In response to criticism over their handling of the
case, FBI officials say that Chinese spy activities are
far more difficult to investigate than the more
traditional espionage operations of the former Soviet
Union. The Chinese often take advantage of scientific
exchanges and many other forms of informal contacts,
gathering sensitive information from such a wide range
of sources that it is often difficult to pinpoint
exactly how American secrets leaked out.
U.S. officials say they have concluded that Beijing is
continuing to steal secrets from the Government's major
nuclear weapons laboratories, which had been
increasingly opened to foreign visitors after the Cold
In this case, since the theft of the W-88 design
information apparently occurred so far in the past, the
Justice Department at first lacked the grounds to obtain
a secret wiretap on the suspect, making it difficult
initially to build a strong criminal case, according to
Still, the Energy Department failed to move Lee out of
his sensitive position, or remove his security
clearances, for more than a year after FBI Director
Louis J. Freeh told Energy officials in September, 1997
that there was no longer any investigative reason to
keep him in place. In espionage cases, the FBI often
wants suspects left alone by their employers for fear of
tipping them off to their investigations. He was finally
moved out of a sensitive area several weeks ago,
Lee's wife, Sylvia, quit her secretarial job at the lab
sometime in the last year or two, Energy Department
officials said. FBI and Energy Department officials said
that Lee's wife's activities had raised questions while
she worked at Los Alamos.
During the 1980s, she was invited to China to give an
academic paper on parallel processing -- even though she
was only a secretary at Los Alamos. Her husband, who was
the true expert, accompanied her, according to a U.S.
official. In addition, Energy Department officials said
co-workers at Los Alamos questioned the fact that she
frequently "inserted herself" into gatherings at the lab
with visiting Chinese delegations.
But FBI officials said that she was not a target of
their investigation. FBI officials have said it is
possible that others were involved in the theft of
nuclear secrets from Los Alamos, but they have not yet
identified other suspects.
Meanwhile, in response to criticism of the lax security
at Los Alamos and other national weapons labs owned by
the Department of Energy, Richardson said Monday he is
ordering that about 700 Energy Department and laboratory
employees be required to take periodic polygraph
examinations. The order does not cover all Energy and
lab employees with so-called "Q" security clearances
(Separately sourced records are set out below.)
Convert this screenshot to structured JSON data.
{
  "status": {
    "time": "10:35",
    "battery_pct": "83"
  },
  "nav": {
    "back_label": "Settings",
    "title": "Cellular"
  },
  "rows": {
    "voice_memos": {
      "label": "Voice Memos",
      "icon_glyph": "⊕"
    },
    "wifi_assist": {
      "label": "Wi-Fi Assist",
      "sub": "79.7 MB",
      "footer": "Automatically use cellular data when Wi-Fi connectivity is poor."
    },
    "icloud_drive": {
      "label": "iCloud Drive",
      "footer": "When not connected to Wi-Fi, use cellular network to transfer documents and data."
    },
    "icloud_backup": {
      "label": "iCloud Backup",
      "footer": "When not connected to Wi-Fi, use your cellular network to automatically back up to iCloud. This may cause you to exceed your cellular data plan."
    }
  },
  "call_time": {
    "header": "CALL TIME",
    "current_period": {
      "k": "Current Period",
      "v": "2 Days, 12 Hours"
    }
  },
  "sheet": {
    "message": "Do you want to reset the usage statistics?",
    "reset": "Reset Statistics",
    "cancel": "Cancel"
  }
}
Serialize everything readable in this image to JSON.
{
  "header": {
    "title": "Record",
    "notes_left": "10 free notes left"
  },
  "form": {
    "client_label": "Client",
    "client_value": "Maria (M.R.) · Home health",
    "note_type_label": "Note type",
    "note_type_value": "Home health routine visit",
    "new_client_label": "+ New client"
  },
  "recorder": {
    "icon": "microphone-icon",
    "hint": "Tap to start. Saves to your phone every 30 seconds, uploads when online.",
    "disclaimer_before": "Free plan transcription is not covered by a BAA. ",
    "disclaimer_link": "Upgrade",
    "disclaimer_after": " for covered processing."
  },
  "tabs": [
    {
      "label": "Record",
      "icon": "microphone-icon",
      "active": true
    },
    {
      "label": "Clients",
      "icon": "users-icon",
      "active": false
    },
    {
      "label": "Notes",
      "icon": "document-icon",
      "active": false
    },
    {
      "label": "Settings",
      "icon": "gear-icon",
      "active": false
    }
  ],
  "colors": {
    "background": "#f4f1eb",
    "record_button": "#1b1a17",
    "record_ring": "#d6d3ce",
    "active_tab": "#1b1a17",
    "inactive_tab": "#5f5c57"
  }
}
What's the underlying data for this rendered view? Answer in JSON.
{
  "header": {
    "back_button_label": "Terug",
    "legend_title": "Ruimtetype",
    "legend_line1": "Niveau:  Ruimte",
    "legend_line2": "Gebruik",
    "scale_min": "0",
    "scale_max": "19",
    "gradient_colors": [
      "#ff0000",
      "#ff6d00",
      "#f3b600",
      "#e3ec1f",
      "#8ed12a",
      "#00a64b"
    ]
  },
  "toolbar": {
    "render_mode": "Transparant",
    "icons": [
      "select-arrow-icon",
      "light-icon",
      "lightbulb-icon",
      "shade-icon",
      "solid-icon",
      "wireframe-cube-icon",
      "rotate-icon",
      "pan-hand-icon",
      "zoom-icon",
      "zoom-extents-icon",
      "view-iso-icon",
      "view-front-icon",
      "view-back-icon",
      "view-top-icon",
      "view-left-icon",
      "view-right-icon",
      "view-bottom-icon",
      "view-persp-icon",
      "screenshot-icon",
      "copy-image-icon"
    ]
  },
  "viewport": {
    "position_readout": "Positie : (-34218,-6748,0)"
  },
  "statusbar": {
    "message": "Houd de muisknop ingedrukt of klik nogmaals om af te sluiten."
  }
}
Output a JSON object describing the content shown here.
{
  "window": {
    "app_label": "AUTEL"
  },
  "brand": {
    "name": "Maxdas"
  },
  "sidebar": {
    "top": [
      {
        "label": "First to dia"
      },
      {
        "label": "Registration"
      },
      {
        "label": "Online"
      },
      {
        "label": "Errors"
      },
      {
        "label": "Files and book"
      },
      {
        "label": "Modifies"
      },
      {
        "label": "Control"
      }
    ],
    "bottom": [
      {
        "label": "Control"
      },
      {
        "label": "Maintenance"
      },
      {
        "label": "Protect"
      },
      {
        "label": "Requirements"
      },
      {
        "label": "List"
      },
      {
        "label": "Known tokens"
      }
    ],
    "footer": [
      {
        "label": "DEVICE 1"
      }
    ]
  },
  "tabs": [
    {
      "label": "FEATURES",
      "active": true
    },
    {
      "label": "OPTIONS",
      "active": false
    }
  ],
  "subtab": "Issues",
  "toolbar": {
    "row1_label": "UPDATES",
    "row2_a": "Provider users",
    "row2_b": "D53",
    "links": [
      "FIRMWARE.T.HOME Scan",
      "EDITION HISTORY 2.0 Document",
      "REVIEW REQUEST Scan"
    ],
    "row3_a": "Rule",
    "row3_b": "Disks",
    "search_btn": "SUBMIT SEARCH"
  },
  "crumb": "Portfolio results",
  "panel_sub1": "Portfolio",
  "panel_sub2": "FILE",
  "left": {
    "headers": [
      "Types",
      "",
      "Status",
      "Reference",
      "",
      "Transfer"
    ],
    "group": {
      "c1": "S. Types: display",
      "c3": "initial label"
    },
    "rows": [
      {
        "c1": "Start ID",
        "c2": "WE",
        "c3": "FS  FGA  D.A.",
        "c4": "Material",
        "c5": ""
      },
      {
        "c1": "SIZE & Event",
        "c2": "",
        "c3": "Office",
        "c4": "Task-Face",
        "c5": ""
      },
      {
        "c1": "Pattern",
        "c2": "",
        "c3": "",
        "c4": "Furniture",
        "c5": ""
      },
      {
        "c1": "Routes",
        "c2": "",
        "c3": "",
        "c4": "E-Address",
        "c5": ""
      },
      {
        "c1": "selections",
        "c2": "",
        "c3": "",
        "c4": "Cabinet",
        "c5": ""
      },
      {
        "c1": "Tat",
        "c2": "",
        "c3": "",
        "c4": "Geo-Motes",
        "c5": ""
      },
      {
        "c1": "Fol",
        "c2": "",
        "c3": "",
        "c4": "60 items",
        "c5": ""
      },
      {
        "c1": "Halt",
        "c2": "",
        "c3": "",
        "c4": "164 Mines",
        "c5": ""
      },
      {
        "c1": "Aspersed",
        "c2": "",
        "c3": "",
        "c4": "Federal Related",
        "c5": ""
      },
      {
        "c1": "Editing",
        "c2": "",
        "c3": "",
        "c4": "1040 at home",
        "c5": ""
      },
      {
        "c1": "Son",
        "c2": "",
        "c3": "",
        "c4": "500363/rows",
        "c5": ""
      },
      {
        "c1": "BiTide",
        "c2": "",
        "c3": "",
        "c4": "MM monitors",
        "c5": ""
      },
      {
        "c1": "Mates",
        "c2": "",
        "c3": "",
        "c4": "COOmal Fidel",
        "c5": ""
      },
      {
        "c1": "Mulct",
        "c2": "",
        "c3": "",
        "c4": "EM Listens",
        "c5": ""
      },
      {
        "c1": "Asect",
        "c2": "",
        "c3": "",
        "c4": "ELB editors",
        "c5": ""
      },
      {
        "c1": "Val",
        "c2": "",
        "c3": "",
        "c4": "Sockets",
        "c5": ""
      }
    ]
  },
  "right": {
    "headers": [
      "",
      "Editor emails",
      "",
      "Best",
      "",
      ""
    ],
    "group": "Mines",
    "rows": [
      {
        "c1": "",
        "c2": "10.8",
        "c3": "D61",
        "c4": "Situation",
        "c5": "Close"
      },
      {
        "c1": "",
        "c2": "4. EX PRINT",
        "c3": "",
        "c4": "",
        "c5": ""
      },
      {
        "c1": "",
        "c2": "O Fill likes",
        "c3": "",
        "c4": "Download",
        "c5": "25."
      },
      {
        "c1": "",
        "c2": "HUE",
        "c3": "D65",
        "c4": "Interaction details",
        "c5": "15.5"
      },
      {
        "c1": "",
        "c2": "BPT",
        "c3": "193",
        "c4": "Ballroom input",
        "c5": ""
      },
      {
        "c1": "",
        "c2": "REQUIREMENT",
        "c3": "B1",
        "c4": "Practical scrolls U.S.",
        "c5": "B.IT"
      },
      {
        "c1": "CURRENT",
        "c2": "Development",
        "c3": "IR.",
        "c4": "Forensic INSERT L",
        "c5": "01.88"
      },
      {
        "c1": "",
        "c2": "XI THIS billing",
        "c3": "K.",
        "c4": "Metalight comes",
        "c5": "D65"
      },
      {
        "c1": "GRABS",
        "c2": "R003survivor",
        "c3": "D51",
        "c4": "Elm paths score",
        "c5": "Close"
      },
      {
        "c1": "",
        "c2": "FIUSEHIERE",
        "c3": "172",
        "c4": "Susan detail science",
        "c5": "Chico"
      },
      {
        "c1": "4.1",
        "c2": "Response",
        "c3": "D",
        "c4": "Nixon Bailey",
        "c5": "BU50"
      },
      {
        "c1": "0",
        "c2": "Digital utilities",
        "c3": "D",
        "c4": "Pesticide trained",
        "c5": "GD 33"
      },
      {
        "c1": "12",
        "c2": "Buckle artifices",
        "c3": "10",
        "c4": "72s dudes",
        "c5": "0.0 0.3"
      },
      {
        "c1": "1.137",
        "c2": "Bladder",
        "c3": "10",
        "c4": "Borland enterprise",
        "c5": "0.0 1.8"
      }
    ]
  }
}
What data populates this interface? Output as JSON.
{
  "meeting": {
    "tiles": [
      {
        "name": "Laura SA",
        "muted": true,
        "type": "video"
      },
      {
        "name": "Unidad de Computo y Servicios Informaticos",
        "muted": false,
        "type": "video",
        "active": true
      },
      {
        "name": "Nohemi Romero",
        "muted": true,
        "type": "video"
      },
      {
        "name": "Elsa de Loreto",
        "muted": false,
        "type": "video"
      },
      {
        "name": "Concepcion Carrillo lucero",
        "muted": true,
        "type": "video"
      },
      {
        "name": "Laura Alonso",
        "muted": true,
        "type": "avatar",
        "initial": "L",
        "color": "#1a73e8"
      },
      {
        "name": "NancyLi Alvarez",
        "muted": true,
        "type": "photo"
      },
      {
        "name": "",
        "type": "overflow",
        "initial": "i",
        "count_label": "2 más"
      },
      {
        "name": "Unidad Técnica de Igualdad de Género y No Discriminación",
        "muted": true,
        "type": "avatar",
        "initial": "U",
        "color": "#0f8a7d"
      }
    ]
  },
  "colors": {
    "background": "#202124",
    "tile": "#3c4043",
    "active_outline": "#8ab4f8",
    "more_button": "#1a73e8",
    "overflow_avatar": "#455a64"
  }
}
giving them access to nuclear secrets, Richardson said,
but does cover those who work in the most sensitive
areas. Currently, only employees of the CIA are required
to submit to polygraph exams on a regular basis.
Return to Wen Ho Lee Page